5 The main lithotectonic units of the British Isles
In previous sections, it was revealed that in the British Isles, the Phanerozoic era was punctuated by two major tectonic periods referred to as the Caledonian and Variscan Orogenies. Both events involved the collision of continental plates, resulting in extensive crustal thickening and isostatic uplift. Over time, the mountain chains formed by these collisions underwent rapid erosion, so that during times of sea-level highs, the sea inundated the land. This allowed new sedimentary units to be deposited, separated from the underlying deformed rocks by a major unconformity, representing a significant change in the tectonic and lithological history of the area. Figure 10 illustrates the steps involved in the formation of such an unconformity, examples of which can be found marking specific episodes in the geological history of the British Isles.
Using this model, the geological history of the British Isles can be interpreted in terms of a series of distinct orogenic units and their overlying covering units.
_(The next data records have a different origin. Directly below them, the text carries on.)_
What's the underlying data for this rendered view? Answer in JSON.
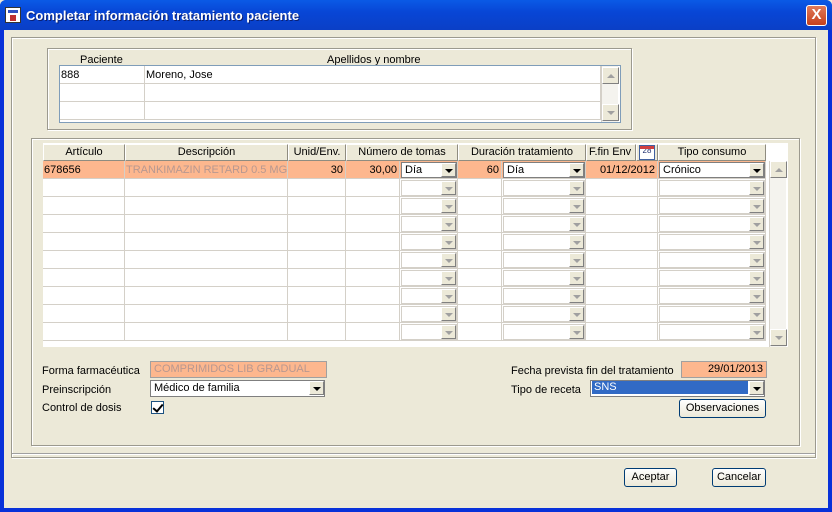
{
  "window": {
    "title": "Completar información tratamiento paciente",
    "close_glyph": "X"
  },
  "patient": {
    "headers": {
      "id": "Paciente",
      "name": "Apellidos y nombre"
    },
    "rows": [
      {
        "id": "888",
        "name": "Moreno, Jose"
      }
    ]
  },
  "treatment": {
    "headers": {
      "articulo": "Artículo",
      "descripcion": "Descripción",
      "unid": "Unid/Env.",
      "tomas": "Número de tomas",
      "duracion": "Duración tratamiento",
      "ffin": "F.fin Env",
      "calendar_glyph": "28",
      "tipo": "Tipo consumo"
    },
    "rows": [
      {
        "articulo": "678656",
        "descripcion": "TRANKIMAZIN RETARD 0.5 MG",
        "unid": "30",
        "tomas": "30,00",
        "tomas_unit": "Día",
        "duracion": "60",
        "duracion_unit": "Día",
        "ffin": "01/12/2012",
        "tipo": "Crónico"
      }
    ]
  },
  "form": {
    "forma_label": "Forma farmacéutica",
    "forma_value": "COMPRIMIDOS LIB GRADUAL",
    "preinscripcion_label": "Preinscripción",
    "preinscripcion_value": "Médico de familia",
    "control_label": "Control de dosis",
    "control_checked": true,
    "fecha_label": "Fecha prevista fin del tratamiento",
    "fecha_value": "29/01/2013",
    "receta_label": "Tipo de receta",
    "receta_value": "SNS",
    "observaciones_label": "Observaciones"
  },
  "buttons": {
    "aceptar": "Aceptar",
    "cancelar": "Cancelar"
  },
  "colors": {
    "highlight": "#fdb78e",
    "selection": "#316ac5",
    "title_bar": "#0a5ae6"
  }
}
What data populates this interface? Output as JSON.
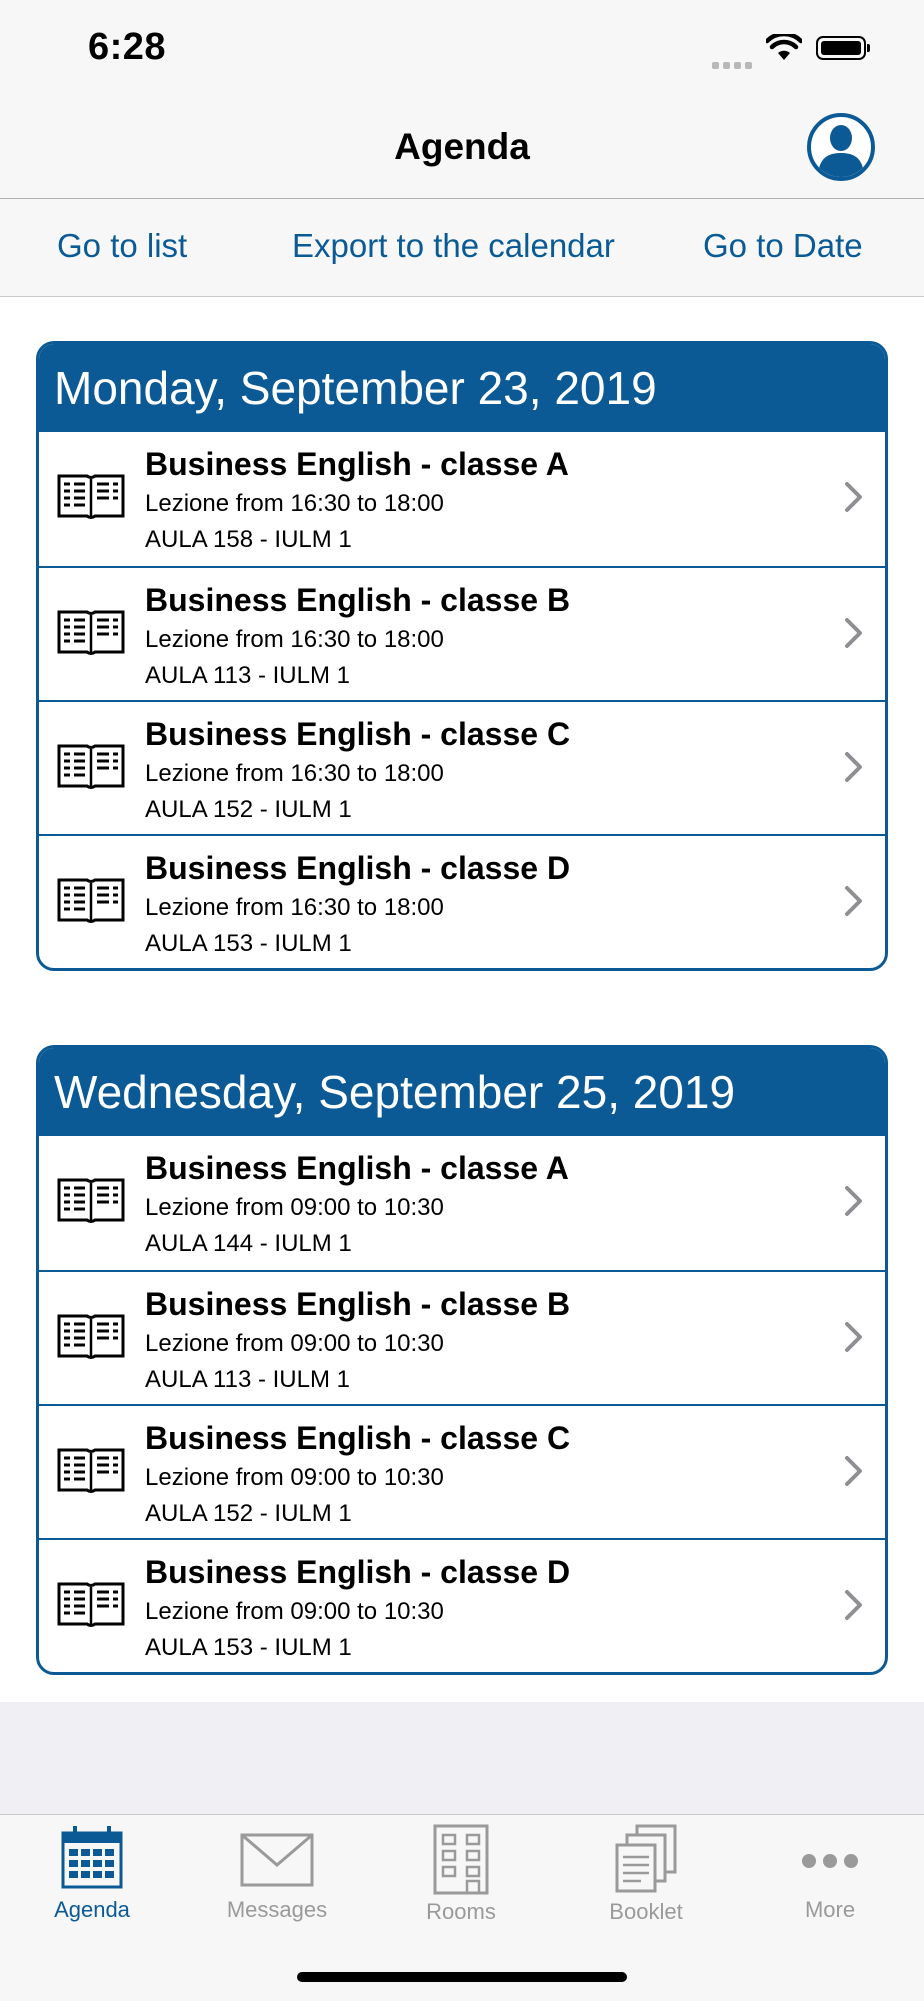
{
  "status": {
    "time": "6:28"
  },
  "nav": {
    "title": "Agenda"
  },
  "toolbar": {
    "go_list": "Go to list",
    "export": "Export to the calendar",
    "go_date": "Go to Date"
  },
  "days": [
    {
      "date": "Monday, September 23, 2019",
      "items": [
        {
          "title": "Business English - classe A",
          "time": "Lezione from 16:30 to 18:00",
          "room": "AULA 158 - IULM 1"
        },
        {
          "title": "Business English - classe B",
          "time": "Lezione from 16:30 to 18:00",
          "room": "AULA 113 - IULM 1"
        },
        {
          "title": "Business English - classe C",
          "time": "Lezione from 16:30 to 18:00",
          "room": "AULA 152 - IULM 1"
        },
        {
          "title": "Business English - classe D",
          "time": "Lezione from 16:30 to 18:00",
          "room": "AULA 153 - IULM 1"
        }
      ]
    },
    {
      "date": "Wednesday, September 25, 2019",
      "items": [
        {
          "title": "Business English - classe A",
          "time": "Lezione from 09:00 to 10:30",
          "room": "AULA 144 - IULM 1"
        },
        {
          "title": "Business English - classe B",
          "time": "Lezione from 09:00 to 10:30",
          "room": "AULA 113 - IULM 1"
        },
        {
          "title": "Business English - classe C",
          "time": "Lezione from 09:00 to 10:30",
          "room": "AULA 152 - IULM 1"
        },
        {
          "title": "Business English - classe D",
          "time": "Lezione from 09:00 to 10:30",
          "room": "AULA 153 - IULM 1"
        }
      ]
    }
  ],
  "tabs": [
    {
      "label": "Agenda",
      "icon": "calendar-icon",
      "active": true
    },
    {
      "label": "Messages",
      "icon": "envelope-icon",
      "active": false
    },
    {
      "label": "Rooms",
      "icon": "building-icon",
      "active": false
    },
    {
      "label": "Booklet",
      "icon": "documents-icon",
      "active": false
    },
    {
      "label": "More",
      "icon": "ellipsis-icon",
      "active": false
    }
  ],
  "colors": {
    "accent": "#0b5a95",
    "link": "#0a5a96",
    "inactive": "#9a9a9a"
  }
}
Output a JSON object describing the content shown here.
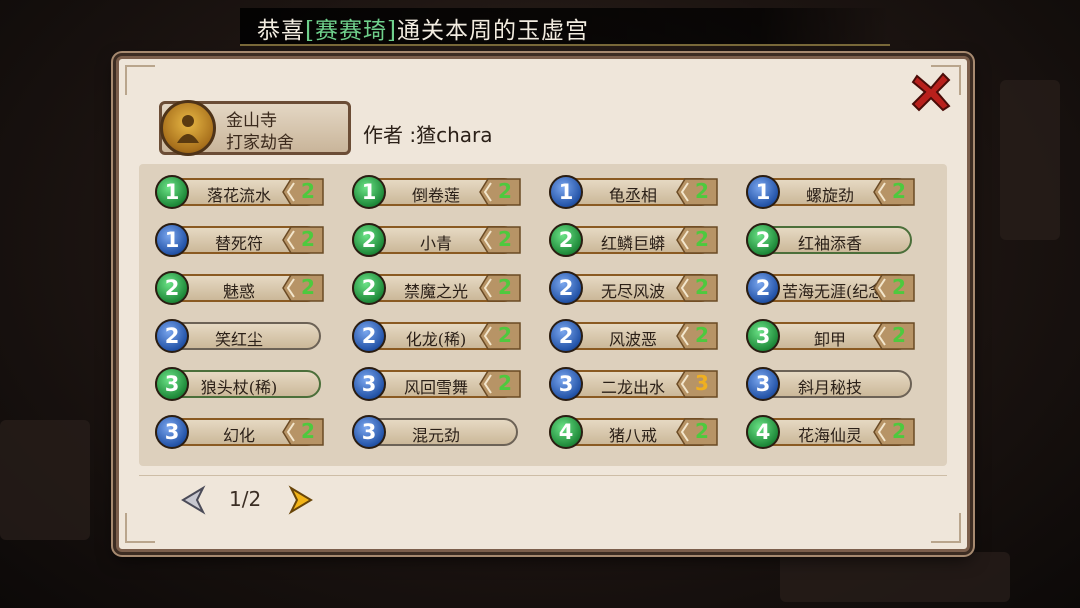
{
  "banner": {
    "prefix": "恭喜",
    "player": "[赛赛琦]",
    "suffix": "通关本周的玉虚宫"
  },
  "profile": {
    "badge_line1": "金山寺",
    "badge_line2": "打家劫舍",
    "author": "作者 :猹chara"
  },
  "cards": [
    {
      "level": "1",
      "color": "green",
      "name": "落花流水",
      "count": "2",
      "frame": "orange"
    },
    {
      "level": "1",
      "color": "green",
      "name": "倒卷莲",
      "count": "2",
      "frame": "orange"
    },
    {
      "level": "1",
      "color": "blue",
      "name": "龟丞相",
      "count": "2",
      "frame": "orange"
    },
    {
      "level": "1",
      "color": "blue",
      "name": "螺旋劲",
      "count": "2",
      "frame": "orange"
    },
    {
      "level": "1",
      "color": "blue",
      "name": "替死符",
      "count": "2",
      "frame": "orange"
    },
    {
      "level": "2",
      "color": "green",
      "name": "小青",
      "count": "2",
      "frame": "orange"
    },
    {
      "level": "2",
      "color": "green",
      "name": "红鳞巨蟒",
      "count": "2",
      "frame": "orange"
    },
    {
      "level": "2",
      "color": "green",
      "name": "红袖添香",
      "count": "",
      "frame": "green"
    },
    {
      "level": "2",
      "color": "green",
      "name": "魅惑",
      "count": "2",
      "frame": "orange"
    },
    {
      "level": "2",
      "color": "green",
      "name": "禁魔之光",
      "count": "2",
      "frame": "orange"
    },
    {
      "level": "2",
      "color": "blue",
      "name": "无尽风波",
      "count": "2",
      "frame": "orange"
    },
    {
      "level": "2",
      "color": "blue",
      "name": "苦海无涯(纪念",
      "count": "2",
      "frame": "orange"
    },
    {
      "level": "2",
      "color": "blue",
      "name": "笑红尘",
      "count": "",
      "frame": "gray"
    },
    {
      "level": "2",
      "color": "blue",
      "name": "化龙(稀)",
      "count": "2",
      "frame": "orange"
    },
    {
      "level": "2",
      "color": "blue",
      "name": "风波恶",
      "count": "2",
      "frame": "orange"
    },
    {
      "level": "3",
      "color": "green",
      "name": "卸甲",
      "count": "2",
      "frame": "orange"
    },
    {
      "level": "3",
      "color": "green",
      "name": "狼头杖(稀)",
      "count": "",
      "frame": "green"
    },
    {
      "level": "3",
      "color": "blue",
      "name": "风回雪舞",
      "count": "2",
      "frame": "orange"
    },
    {
      "level": "3",
      "color": "blue",
      "name": "二龙出水",
      "count": "3",
      "frame": "orange",
      "count_color": "yellow"
    },
    {
      "level": "3",
      "color": "blue",
      "name": "斜月秘技",
      "count": "",
      "frame": "gray"
    },
    {
      "level": "3",
      "color": "blue",
      "name": "幻化",
      "count": "2",
      "frame": "orange"
    },
    {
      "level": "3",
      "color": "blue",
      "name": "混元劲",
      "count": "",
      "frame": "gray"
    },
    {
      "level": "4",
      "color": "green",
      "name": "猪八戒",
      "count": "2",
      "frame": "orange"
    },
    {
      "level": "4",
      "color": "green",
      "name": "花海仙灵",
      "count": "2",
      "frame": "orange"
    }
  ],
  "pager": {
    "label": "1/2"
  },
  "colors": {
    "level_green": "#1f8a3a",
    "level_blue": "#2454a8",
    "count_green": "#4ec93e",
    "count_yellow": "#f0b020",
    "close_red": "#b8201c"
  },
  "icons": {
    "close": "close-icon",
    "prev": "chevron-left-icon",
    "next": "chevron-right-icon",
    "emblem": "monk-emblem-icon"
  }
}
By doing this, the whole of the British Isles geological history can be simplified into five main units – the Precambrian and Lower Palaeozoic Basement, the Caledonian Orogenic Belt, the Older Cover, the Variscan Orogenic Belt and the Younger Cover (see Figure 9). Although these units each have a distinct geological history based on lithology and tectonic structures, they do not correlate with distinct geological periods. Instead, these five units are referred to as lithotectonic units.
Note that ‘Basement’ (with capital ‘B’) implies the Precambrian and Lower Palaeozoic Basement in the sense used in this section, whereas ‘basement’ (with lower case ‘b’) is used to indicate any other rocks underlying a covering lithotectonic unit. For example, the orogenic belt in Figure 10 could be referred to as basement, regardless of its age.